─── Records for the exercise

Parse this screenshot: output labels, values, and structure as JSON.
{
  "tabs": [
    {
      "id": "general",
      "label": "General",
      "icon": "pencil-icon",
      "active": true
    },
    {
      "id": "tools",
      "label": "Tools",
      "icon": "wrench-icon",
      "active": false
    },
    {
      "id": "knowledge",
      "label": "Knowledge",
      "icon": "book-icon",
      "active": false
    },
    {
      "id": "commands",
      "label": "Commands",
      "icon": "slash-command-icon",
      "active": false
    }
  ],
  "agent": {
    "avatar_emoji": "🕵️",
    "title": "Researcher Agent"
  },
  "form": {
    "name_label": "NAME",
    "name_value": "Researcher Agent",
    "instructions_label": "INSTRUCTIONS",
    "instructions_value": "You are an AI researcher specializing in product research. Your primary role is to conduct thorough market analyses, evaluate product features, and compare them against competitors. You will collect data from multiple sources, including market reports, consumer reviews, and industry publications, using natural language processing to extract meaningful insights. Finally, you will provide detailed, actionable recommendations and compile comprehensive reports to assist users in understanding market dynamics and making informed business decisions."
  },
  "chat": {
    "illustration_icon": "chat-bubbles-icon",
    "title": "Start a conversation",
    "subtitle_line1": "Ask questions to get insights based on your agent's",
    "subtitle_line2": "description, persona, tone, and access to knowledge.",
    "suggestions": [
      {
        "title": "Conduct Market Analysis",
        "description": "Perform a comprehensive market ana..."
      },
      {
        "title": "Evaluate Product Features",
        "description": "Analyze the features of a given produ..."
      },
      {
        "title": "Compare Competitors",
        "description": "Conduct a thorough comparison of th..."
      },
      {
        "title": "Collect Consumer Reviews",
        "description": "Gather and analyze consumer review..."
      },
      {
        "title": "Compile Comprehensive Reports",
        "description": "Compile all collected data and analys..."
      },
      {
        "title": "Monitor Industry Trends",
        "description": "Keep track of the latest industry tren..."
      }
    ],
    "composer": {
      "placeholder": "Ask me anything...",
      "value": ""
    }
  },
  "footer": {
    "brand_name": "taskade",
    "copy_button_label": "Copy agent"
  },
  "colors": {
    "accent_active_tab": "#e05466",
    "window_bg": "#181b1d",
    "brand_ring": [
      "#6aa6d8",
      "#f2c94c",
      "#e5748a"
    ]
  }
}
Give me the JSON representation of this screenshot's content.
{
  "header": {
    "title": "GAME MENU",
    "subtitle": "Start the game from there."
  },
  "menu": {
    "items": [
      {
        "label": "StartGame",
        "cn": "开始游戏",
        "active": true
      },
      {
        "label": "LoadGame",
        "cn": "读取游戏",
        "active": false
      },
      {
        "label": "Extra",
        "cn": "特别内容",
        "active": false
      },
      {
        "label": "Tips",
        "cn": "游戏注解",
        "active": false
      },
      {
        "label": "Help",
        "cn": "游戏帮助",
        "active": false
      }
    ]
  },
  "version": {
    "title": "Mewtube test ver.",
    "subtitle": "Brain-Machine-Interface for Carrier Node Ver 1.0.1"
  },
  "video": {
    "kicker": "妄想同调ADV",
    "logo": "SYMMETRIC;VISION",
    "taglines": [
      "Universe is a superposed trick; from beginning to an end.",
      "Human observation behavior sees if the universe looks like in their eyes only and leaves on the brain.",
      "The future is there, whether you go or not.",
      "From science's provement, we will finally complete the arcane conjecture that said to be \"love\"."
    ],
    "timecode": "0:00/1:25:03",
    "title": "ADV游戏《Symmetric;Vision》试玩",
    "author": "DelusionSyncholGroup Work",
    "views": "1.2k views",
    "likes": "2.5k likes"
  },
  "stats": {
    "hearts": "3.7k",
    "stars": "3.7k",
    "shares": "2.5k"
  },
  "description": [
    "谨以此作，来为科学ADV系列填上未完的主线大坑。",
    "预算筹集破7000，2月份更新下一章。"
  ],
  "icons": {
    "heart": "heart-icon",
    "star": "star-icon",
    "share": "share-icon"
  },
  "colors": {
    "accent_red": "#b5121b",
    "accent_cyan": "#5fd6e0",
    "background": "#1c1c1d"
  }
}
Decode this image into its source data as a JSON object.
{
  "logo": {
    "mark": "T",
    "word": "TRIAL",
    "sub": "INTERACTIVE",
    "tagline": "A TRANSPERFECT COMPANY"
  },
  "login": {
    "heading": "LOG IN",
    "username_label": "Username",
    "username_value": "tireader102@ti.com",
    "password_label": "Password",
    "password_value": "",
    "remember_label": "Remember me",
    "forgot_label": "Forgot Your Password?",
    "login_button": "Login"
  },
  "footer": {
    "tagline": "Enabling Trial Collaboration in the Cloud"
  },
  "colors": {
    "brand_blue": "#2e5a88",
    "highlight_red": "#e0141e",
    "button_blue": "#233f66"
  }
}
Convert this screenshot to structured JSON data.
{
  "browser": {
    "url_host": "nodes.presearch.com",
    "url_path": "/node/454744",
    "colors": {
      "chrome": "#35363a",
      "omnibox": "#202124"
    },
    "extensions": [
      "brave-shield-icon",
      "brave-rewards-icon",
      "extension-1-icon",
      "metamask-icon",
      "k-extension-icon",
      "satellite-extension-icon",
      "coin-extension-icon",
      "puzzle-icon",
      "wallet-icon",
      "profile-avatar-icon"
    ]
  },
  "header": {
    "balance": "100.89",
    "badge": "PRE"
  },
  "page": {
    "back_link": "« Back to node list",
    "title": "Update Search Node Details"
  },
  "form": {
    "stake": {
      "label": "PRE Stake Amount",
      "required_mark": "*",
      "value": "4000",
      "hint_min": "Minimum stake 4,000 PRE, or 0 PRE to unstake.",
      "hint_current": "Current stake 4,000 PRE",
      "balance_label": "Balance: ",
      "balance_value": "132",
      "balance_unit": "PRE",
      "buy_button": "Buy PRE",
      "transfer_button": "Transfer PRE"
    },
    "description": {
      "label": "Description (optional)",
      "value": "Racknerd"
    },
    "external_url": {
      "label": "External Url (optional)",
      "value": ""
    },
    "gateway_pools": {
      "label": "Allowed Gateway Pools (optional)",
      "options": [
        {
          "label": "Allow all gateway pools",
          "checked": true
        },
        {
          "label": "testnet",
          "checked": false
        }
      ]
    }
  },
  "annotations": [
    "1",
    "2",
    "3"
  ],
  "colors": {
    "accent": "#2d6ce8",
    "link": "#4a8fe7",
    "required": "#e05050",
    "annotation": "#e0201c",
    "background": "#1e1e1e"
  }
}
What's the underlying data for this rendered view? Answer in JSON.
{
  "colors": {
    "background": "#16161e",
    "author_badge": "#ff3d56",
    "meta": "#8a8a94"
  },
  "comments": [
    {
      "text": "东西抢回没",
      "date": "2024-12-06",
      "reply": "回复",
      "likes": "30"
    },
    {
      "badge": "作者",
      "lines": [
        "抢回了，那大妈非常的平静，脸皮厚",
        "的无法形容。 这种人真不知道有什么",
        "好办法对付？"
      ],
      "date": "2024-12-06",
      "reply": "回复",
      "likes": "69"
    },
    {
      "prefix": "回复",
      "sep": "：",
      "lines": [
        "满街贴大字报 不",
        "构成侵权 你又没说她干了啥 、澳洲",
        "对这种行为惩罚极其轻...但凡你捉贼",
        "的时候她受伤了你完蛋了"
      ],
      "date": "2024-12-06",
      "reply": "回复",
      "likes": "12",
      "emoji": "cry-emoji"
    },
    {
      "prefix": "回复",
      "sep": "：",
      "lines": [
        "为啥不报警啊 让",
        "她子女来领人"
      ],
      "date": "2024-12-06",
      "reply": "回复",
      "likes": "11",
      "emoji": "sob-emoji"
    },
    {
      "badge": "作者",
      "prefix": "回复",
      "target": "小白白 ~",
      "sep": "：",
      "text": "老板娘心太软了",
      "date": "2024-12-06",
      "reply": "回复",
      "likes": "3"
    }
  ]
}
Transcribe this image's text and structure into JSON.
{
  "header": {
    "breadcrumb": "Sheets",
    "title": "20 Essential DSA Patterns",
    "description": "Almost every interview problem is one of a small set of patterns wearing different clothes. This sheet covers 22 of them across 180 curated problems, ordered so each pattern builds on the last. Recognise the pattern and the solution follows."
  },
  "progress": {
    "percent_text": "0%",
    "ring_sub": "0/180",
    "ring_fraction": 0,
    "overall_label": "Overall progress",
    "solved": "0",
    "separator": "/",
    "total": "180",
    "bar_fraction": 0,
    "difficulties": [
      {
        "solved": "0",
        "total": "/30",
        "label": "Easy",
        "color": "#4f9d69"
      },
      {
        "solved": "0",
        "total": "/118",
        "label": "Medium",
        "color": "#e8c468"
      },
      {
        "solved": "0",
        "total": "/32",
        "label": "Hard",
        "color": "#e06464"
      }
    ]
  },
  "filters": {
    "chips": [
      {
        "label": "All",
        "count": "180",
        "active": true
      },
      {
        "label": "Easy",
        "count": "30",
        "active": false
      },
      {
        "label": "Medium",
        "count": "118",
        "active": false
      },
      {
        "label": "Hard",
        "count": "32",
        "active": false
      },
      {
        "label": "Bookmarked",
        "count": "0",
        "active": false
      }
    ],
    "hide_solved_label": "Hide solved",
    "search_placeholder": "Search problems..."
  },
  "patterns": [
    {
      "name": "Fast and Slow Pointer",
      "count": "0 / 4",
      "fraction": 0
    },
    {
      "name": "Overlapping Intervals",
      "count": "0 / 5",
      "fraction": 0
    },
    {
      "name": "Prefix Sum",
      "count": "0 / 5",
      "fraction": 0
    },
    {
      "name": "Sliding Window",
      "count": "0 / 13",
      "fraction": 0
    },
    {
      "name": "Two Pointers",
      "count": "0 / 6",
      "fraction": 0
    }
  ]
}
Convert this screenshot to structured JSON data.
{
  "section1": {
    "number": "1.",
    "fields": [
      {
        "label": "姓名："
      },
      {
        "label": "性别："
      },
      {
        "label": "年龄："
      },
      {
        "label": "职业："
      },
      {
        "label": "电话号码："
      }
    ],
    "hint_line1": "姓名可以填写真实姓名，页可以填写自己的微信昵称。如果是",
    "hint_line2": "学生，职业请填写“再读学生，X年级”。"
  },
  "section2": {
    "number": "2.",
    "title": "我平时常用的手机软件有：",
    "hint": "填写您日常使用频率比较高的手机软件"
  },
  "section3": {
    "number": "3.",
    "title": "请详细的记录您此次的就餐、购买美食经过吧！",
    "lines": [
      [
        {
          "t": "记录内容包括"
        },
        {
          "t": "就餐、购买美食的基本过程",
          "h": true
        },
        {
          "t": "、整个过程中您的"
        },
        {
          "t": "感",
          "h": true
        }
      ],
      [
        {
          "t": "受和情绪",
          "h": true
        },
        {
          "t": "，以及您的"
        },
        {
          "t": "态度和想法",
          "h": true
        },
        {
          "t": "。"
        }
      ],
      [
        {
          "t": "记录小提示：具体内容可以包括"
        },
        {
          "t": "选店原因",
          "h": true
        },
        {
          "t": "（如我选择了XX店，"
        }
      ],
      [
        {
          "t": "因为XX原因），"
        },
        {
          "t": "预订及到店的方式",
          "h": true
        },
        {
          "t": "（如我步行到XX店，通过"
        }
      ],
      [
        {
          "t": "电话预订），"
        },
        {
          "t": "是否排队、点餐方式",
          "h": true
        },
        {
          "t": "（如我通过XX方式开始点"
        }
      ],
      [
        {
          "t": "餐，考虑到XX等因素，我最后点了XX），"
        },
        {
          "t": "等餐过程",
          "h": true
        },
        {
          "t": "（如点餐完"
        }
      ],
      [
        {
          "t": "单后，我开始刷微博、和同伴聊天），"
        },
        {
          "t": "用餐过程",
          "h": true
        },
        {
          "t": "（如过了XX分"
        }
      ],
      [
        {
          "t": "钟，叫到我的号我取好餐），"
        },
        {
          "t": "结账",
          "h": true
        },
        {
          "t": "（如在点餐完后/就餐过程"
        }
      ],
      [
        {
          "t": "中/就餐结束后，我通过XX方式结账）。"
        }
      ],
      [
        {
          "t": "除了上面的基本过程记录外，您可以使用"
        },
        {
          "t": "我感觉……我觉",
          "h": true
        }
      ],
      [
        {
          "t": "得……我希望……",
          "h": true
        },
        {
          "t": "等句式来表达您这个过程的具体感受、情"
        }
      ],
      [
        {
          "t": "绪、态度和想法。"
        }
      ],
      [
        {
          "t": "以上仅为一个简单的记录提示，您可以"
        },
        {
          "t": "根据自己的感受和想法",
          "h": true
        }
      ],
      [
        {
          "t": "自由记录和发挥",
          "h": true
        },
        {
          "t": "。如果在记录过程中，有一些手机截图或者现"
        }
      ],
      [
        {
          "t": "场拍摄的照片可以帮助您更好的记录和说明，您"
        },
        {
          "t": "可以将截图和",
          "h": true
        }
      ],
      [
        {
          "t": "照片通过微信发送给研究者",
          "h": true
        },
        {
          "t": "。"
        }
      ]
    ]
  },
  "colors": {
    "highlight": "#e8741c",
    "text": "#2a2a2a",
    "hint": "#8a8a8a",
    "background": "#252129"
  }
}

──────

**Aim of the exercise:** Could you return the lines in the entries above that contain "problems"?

**Written answer:**
    "description": "Almost every interview problem is one of a small set of patterns wearing different clothes. This sheet covers 22 of them across 180 curated problems, ordered so each pattern builds on the last. Recognise the pattern and the solution follows."
    "search_placeholder": "Search problems..."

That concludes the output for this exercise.